The demonstration has turned into a sanctuary for individuals looking to get away from the COVID-19 restrictions. The event drew around 460,000 people last year, and this year’s turnout is expected to be even higher. As motorcyclists crammed into bars, tattoo parlors, and rock events, masks were mainly abandoned, providing a lesson in how massive gatherings may spread the illness across the country.
Despite fears about the virus’ extremely contagious Delta version, this year’s event is projected to be even bigger, gathering people from all around the United States and abroad.
“It’s fantastic to see a party of hundreds of thousands of people,” said Zoltán Vári, a rallygoer who arrived from Hungary on Tuesday and was setting into his campground.
After missing last year, he was eager to get back on his Harley-Davidson and ride across the Black Hills. Vári got over the United States’ tourism limitations on Europe by spending two weeks in Costa Rica before heading to South Dakota.
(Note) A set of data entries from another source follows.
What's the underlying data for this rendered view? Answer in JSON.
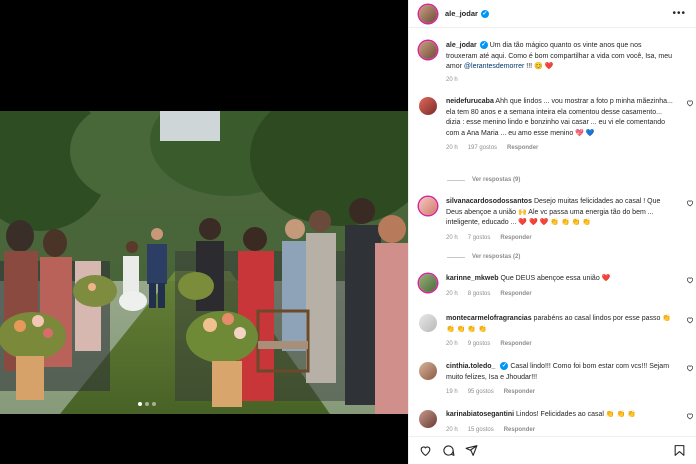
{
  "post": {
    "username": "ale_jodar",
    "more_icon": "ellipsis-icon"
  },
  "caption": {
    "username": "ale_jodar",
    "text": "Um dia tão mágico quanto os vinte anos que nos trouxeram até aqui. Como é bom compartilhar a vida com você, Isa, meu amor ",
    "mention": "@lerantesdemorrer",
    "suffix": " !!! 😊 ❤️",
    "time": "20 h"
  },
  "comments": [
    {
      "username": "neidefurucaba",
      "text": "Ahh que lindos ... vou mostrar a foto p minha mãezinha... ela tem 80 anos e a semana inteira ela comentou desse casamento... dizia : esse menino lindo e bonzinho vai casar ... eu vi ele comentando com a Ana Maria ... eu amo esse menino 💖 💙",
      "time": "20 h",
      "likes": "197 gostos",
      "reply": "Responder",
      "replies": "Ver respostas (9)"
    },
    {
      "username": "silvanacardosodossantos",
      "text": "Desejo muitas felicidades ao casal ! Que Deus abençoe a união 🙌 Ale vc passa uma energia tão do bem ... inteligente, educado ... ❤️ ❤️ ❤️ 👏 👏 👏 👏",
      "time": "20 h",
      "likes": "7 gostos",
      "reply": "Responder",
      "replies": "Ver respostas (2)"
    },
    {
      "username": "karinne_mkweb",
      "text": "Que DEUS abençoe essa união ❤️",
      "time": "20 h",
      "likes": "8 gostos",
      "reply": "Responder"
    },
    {
      "username": "montecarmelofragrancias",
      "text": "parabéns ao casal lindos por esse passo 👏 👏 👏 👏 👏",
      "time": "20 h",
      "likes": "9 gostos",
      "reply": "Responder"
    },
    {
      "username": "cinthia.toledo_",
      "text": "Casal lindo!!! Como foi bom estar com vcs!!! Sejam muito felizes, Isa e Jhoudar!!!",
      "time": "19 h",
      "likes": "95 gostos",
      "reply": "Responder"
    },
    {
      "username": "karinabiatosegantini",
      "text": "Lindos! Felicidades ao casal 👏 👏 👏",
      "time": "20 h",
      "likes": "15 gostos",
      "reply": "Responder"
    }
  ],
  "colors": {
    "verified": "#0095f6",
    "heart": "#ed4956",
    "meta": "#8e8e8e"
  }
}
He wishes for the best. This is a condensed version of the information.